Are you looking to generate whole numbers in Excel using the RAND function? You might have noticed that RAND produces a bunch of numbers after the decimal point, but don’t worry, we’ve got the solution for you! In just a few simple steps, you can remove the decimal and get the whole number you need.

**Table of Contents**show

## Step by Step Tutorial on How to Remove the Decimal When Using RAND in Excel

Before we dive into the steps, let’s understand what we’re trying to achieve. The RAND function in Excel generates a random decimal number between 0 and 1. However, sometimes we need a whole number for our data. By following these steps, you’ll be able to convert those pesky decimals into clean, whole numbers.

### Step 1: Insert the RAND Function

Type =RAND() into the cell where you want your random number.

The RAND function is the starting point for generating your random number. Remember, it will initially give you a decimal.

### Step 2: Multiply the RAND Function by 100

After the RAND function, type * 100 (or any other number depending on how large you want your random number to be).

Multiplying the result of the RAND function scales up the decimal to give you a wider range of numbers.

### Step 3: Use the INT Function to Remove the Decimal

Wrap the entire formula in the INT function by typing =INT() around your existing formula.

The INT function rounds down the decimal number to the nearest whole number, effectively removing the decimal.

### Step 4: Press Enter and Copy Down the Formula

Hit the enter key, and then drag the fill handle to copy the formula to other cells if needed.

Once you press enter, you’ll see your whole number. You can drag the formula to apply it to multiple cells.

After completing these steps, the cells where you inserted the formula will display random whole numbers instead of decimals. This can be especially useful for tasks like creating sample data sets or assigning random numbers to a list.

## Tips for Removing the Decimal When Using RAND in Excel

- Experiment with different multipliers in step 2 to get a range of numbers that suit your needs.
- Keep in mind that the INT function always rounds down, so if you need to round up, you may want to consider a different function like ROUNDUP.
- If you need a random number within a specific range, adjust the multiplier accordingly.
- Remember that every time the worksheet recalculates, the RAND function will generate a new random number.
- You can combine the RAND function with other functions to create more complex randomization formulas.

## Frequently Asked Questions

### What is the RAND function in Excel?

The RAND function is a built-in function in Excel that generates a random decimal number between 0 and 1.
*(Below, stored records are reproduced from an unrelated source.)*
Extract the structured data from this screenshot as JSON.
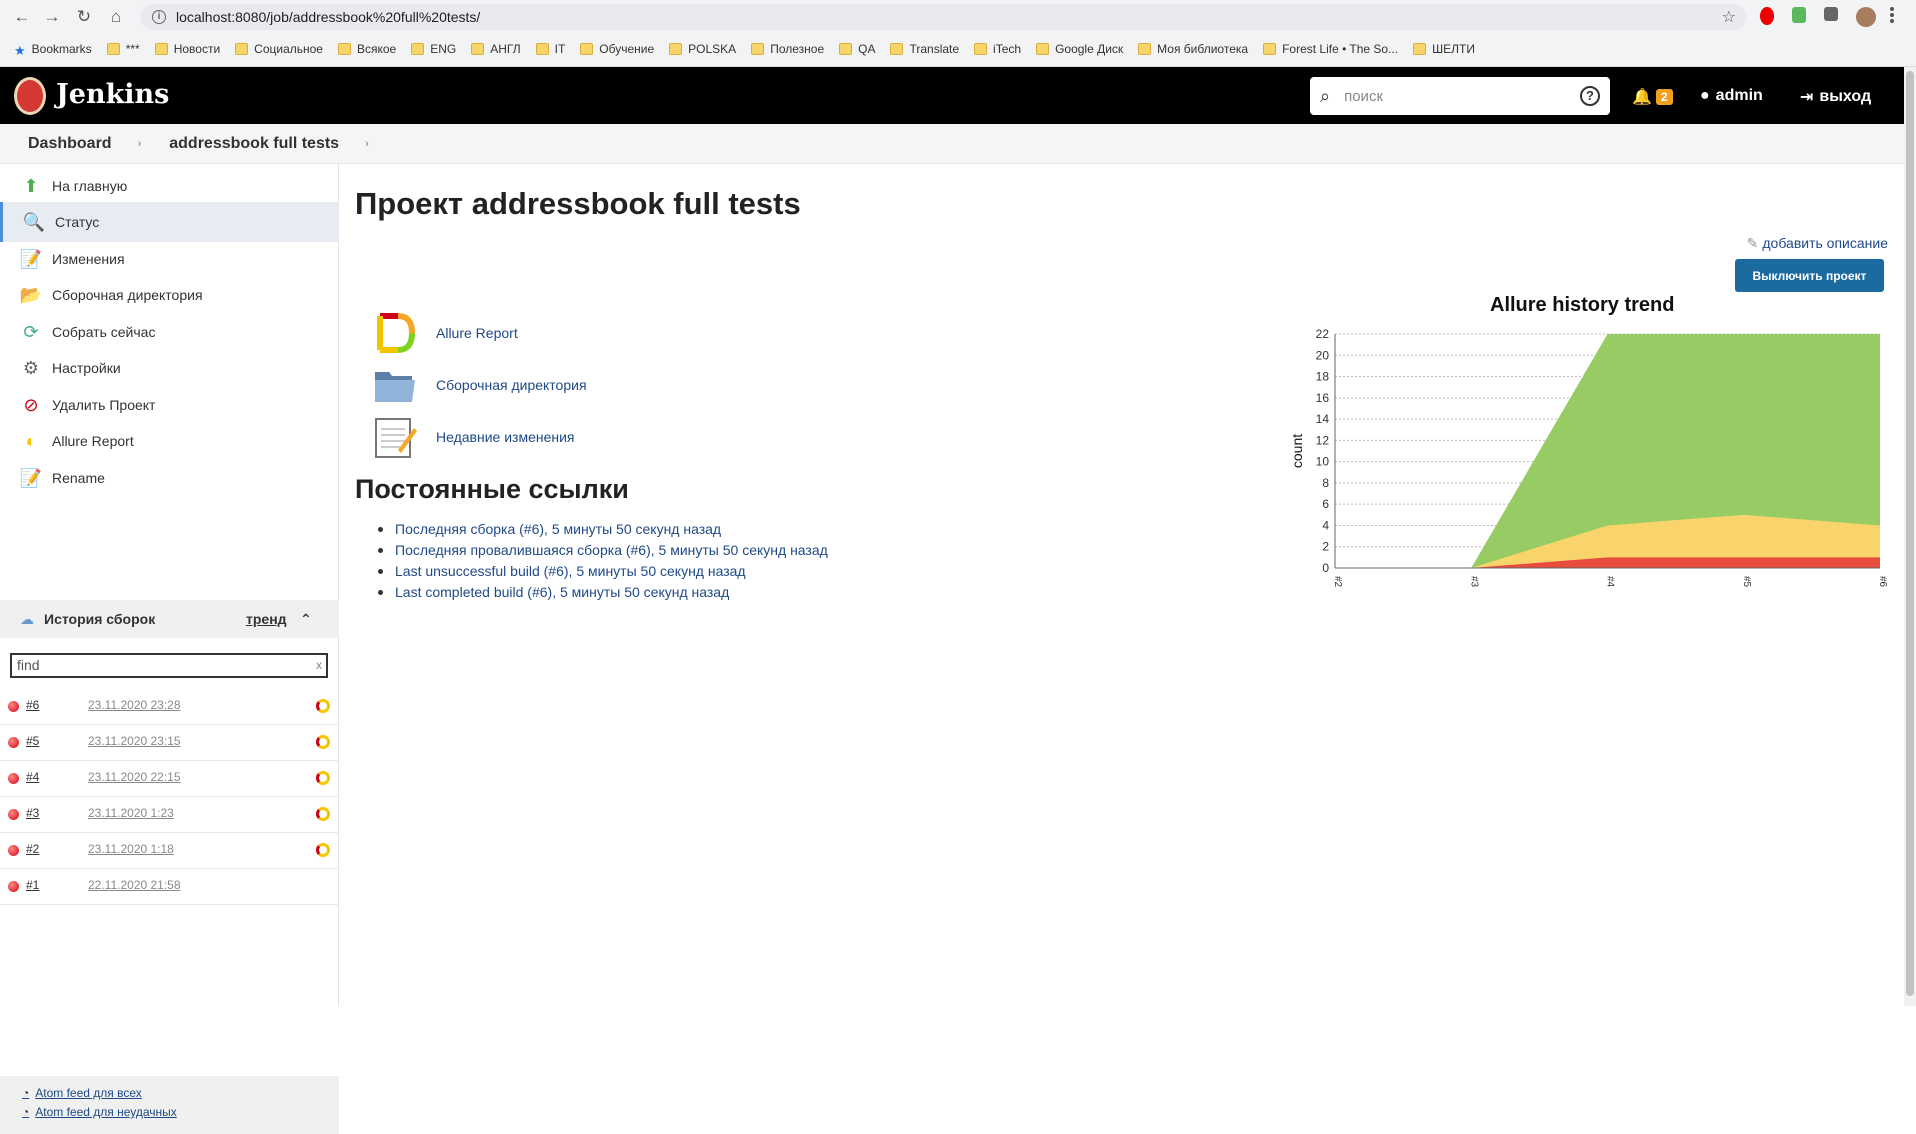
{
  "browser": {
    "url": "localhost:8080/job/addressbook%20full%20tests/",
    "bookmarks": [
      "Bookmarks",
      "***",
      "Новости",
      "Социальное",
      "Всякое",
      "ENG",
      "АНГЛ",
      "IT",
      "Обучение",
      "POLSKA",
      "Полезное",
      "QA",
      "Translate",
      "iTech",
      "Google Диск",
      "Моя библиотека",
      "Forest Life • The So...",
      "ШЕЛТИ"
    ]
  },
  "header": {
    "logo_text": "Jenkins",
    "search_placeholder": "поиск",
    "notifications_count": "2",
    "user": "admin",
    "logout": "выход"
  },
  "breadcrumb": [
    "Dashboard",
    "addressbook full tests"
  ],
  "sidebar": {
    "tasks": [
      {
        "label": "На главную",
        "icon": "arrow-up-icon"
      },
      {
        "label": "Статус",
        "icon": "magnifier-icon"
      },
      {
        "label": "Изменения",
        "icon": "notepad-icon"
      },
      {
        "label": "Сборочная директория",
        "icon": "folder-icon"
      },
      {
        "label": "Собрать сейчас",
        "icon": "clock-play-icon"
      },
      {
        "label": "Настройки",
        "icon": "gear-icon"
      },
      {
        "label": "Удалить Проект",
        "icon": "no-entry-icon"
      },
      {
        "label": "Allure Report",
        "icon": "allure-icon"
      },
      {
        "label": "Rename",
        "icon": "notepad-icon"
      }
    ],
    "history_title": "История сборок",
    "trend_link": "тренд",
    "find_placeholder": "find",
    "find_clear": "x",
    "builds": [
      {
        "num": "#6",
        "date": "23.11.2020 23:28"
      },
      {
        "num": "#5",
        "date": "23.11.2020 23:15"
      },
      {
        "num": "#4",
        "date": "23.11.2020 22:15"
      },
      {
        "num": "#3",
        "date": "23.11.2020 1:23"
      },
      {
        "num": "#2",
        "date": "23.11.2020 1:18"
      },
      {
        "num": "#1",
        "date": "22.11.2020 21:58"
      }
    ],
    "feeds": [
      "Atom feed для всех",
      "Atom feed для неудачных"
    ]
  },
  "main": {
    "title": "Проект addressbook full tests",
    "add_description": "добавить описание",
    "disable_button": "Выключить проект",
    "links": [
      "Allure Report",
      "Сборочная директория",
      "Недавние изменения"
    ],
    "permalinks_title": "Постоянные ссылки",
    "permalinks": [
      "Последняя сборка (#6), 5 минуты 50 секунд назад",
      "Последняя провалившаяся сборка (#6), 5 минуты 50 секунд назад",
      "Last unsuccessful build (#6), 5 минуты 50 секунд назад",
      "Last completed build (#6), 5 минуты 50 секунд назад"
    ]
  },
  "chart_data": {
    "type": "area",
    "title": "Allure history trend",
    "ylabel": "count",
    "xlabel": "",
    "x": [
      "#2",
      "#3",
      "#4",
      "#5",
      "#6"
    ],
    "ylim": [
      0,
      22
    ],
    "yticks": [
      0,
      2,
      4,
      6,
      8,
      10,
      12,
      14,
      16,
      18,
      20,
      22
    ],
    "series": [
      {
        "color": "#e74c3c",
        "values": [
          0,
          0,
          1,
          1,
          1
        ]
      },
      {
        "color": "#f9d46b",
        "values": [
          0,
          0,
          3,
          4,
          3
        ]
      },
      {
        "color": "#97cc64",
        "values": [
          0,
          0,
          18,
          17,
          18
        ]
      }
    ]
  }
}
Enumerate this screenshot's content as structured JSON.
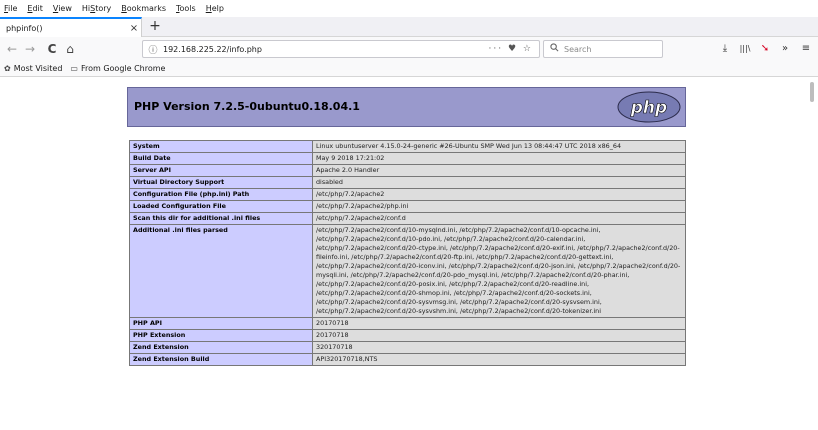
{
  "menu": {
    "items": [
      {
        "key": "F",
        "rest": "ile"
      },
      {
        "key": "E",
        "rest": "dit"
      },
      {
        "key": "V",
        "rest": "iew"
      },
      {
        "key": "S",
        "rest": "History",
        "pre": "Hi",
        "post": "tory"
      },
      {
        "key": "B",
        "rest": "ookmarks"
      },
      {
        "key": "T",
        "rest": "ools"
      },
      {
        "key": "H",
        "rest": "elp"
      }
    ]
  },
  "tab": {
    "title": "phpinfo()",
    "close": "×"
  },
  "newtab": "+",
  "nav": {
    "back": "←",
    "forward": "→",
    "reload": "C",
    "home": "⌂"
  },
  "url": {
    "info_icon": "ⓘ",
    "text": "192.168.225.22/info.php",
    "actions": "··· ♥ ☆"
  },
  "search": {
    "icon": "🔍",
    "placeholder": "Search"
  },
  "toolbar": {
    "download": "⤓",
    "library": "|||\\",
    "ext": "➘",
    "overflow": "»",
    "menu": "≡"
  },
  "bookmarks": {
    "items": [
      {
        "icon": "✿",
        "label": "Most Visited"
      },
      {
        "icon": "▭",
        "label": "From Google Chrome"
      }
    ]
  },
  "php": {
    "version": "PHP Version 7.2.5-0ubuntu0.18.04.1",
    "logo": "php",
    "rows": [
      {
        "key": "System",
        "value": "Linux ubuntuserver 4.15.0-24-generic #26-Ubuntu SMP Wed Jun 13 08:44:47 UTC 2018 x86_64"
      },
      {
        "key": "Build Date",
        "value": "May 9 2018 17:21:02"
      },
      {
        "key": "Server API",
        "value": "Apache 2.0 Handler"
      },
      {
        "key": "Virtual Directory Support",
        "value": "disabled"
      },
      {
        "key": "Configuration File (php.ini) Path",
        "value": "/etc/php/7.2/apache2"
      },
      {
        "key": "Loaded Configuration File",
        "value": "/etc/php/7.2/apache2/php.ini"
      },
      {
        "key": "Scan this dir for additional .ini files",
        "value": "/etc/php/7.2/apache2/conf.d"
      },
      {
        "key": "Additional .ini files parsed",
        "value": "/etc/php/7.2/apache2/conf.d/10-mysqlnd.ini, /etc/php/7.2/apache2/conf.d/10-opcache.ini, /etc/php/7.2/apache2/conf.d/10-pdo.ini, /etc/php/7.2/apache2/conf.d/20-calendar.ini, /etc/php/7.2/apache2/conf.d/20-ctype.ini, /etc/php/7.2/apache2/conf.d/20-exif.ini, /etc/php/7.2/apache2/conf.d/20-fileinfo.ini, /etc/php/7.2/apache2/conf.d/20-ftp.ini, /etc/php/7.2/apache2/conf.d/20-gettext.ini, /etc/php/7.2/apache2/conf.d/20-iconv.ini, /etc/php/7.2/apache2/conf.d/20-json.ini, /etc/php/7.2/apache2/conf.d/20-mysqli.ini, /etc/php/7.2/apache2/conf.d/20-pdo_mysql.ini, /etc/php/7.2/apache2/conf.d/20-phar.ini, /etc/php/7.2/apache2/conf.d/20-posix.ini, /etc/php/7.2/apache2/conf.d/20-readline.ini, /etc/php/7.2/apache2/conf.d/20-shmop.ini, /etc/php/7.2/apache2/conf.d/20-sockets.ini, /etc/php/7.2/apache2/conf.d/20-sysvmsg.ini, /etc/php/7.2/apache2/conf.d/20-sysvsem.ini, /etc/php/7.2/apache2/conf.d/20-sysvshm.ini, /etc/php/7.2/apache2/conf.d/20-tokenizer.ini"
      },
      {
        "key": "PHP API",
        "value": "20170718"
      },
      {
        "key": "PHP Extension",
        "value": "20170718"
      },
      {
        "key": "Zend Extension",
        "value": "320170718"
      },
      {
        "key": "Zend Extension Build",
        "value": "API320170718,NTS"
      }
    ]
  }
}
### Can I generate a random number between two specific values?

Yes, you can adjust the multiplier and add or subtract numbers to set a specific range for your random numbers.

### Why does the RAND function only generate decimal numbers?

The RAND function is designed to generate numbers for probabilistic calculations, which often require decimals.

### What’s the difference between the RAND and RANDBETWEEN functions?

RANDBETWEEN generates a random whole number between two specified values, while RAND generates a decimal number between 0 and 1.

### Does the RAND function produce truly random numbers?

The numbers generated by the RAND function are considered pseudo-random, which means they’re suitable for most purposes but not truly random from a statistical standpoint.

## Summary

- Insert the RAND function.
- Multiply the RAND function by 100 or your desired range.
- Use the INT function to remove the decimal.
- Press Enter and copy down the formula if needed.

## Conclusion

Mastering the use of the RAND function in Excel can significantly enhance your data analysis and simulation tasks. By following the simple steps outlined in this article, you can easily remove the decimal and generate whole numbers to meet your project requirements. Remember to experiment with the multiplication factor and consider combining RAND with other functions for more complex scenarios.

With practice, you’ll become adept at manipulating random number generation in Excel, opening up a whole new world of possibilities for your worksheets. Whether you’re working on statistical models, games, or just need to assign random numbers quickly, knowing how to remove the decimal when using RAND in Excel is a handy skill to have in your arsenal.

Matthew Burleigh has been writing tech tutorials since 2008. His writing has appeared on dozens of different websites and been read over 50 million times.

After receiving his Bachelor’s and Master’s degrees in Computer Science he spent several years working in IT management for small businesses. However, he now works full time writing content online and creating websites.

His main writing topics include iPhones, Microsoft Office, Google Apps, Android, and Photoshop, but he has also written about many other tech topics as well.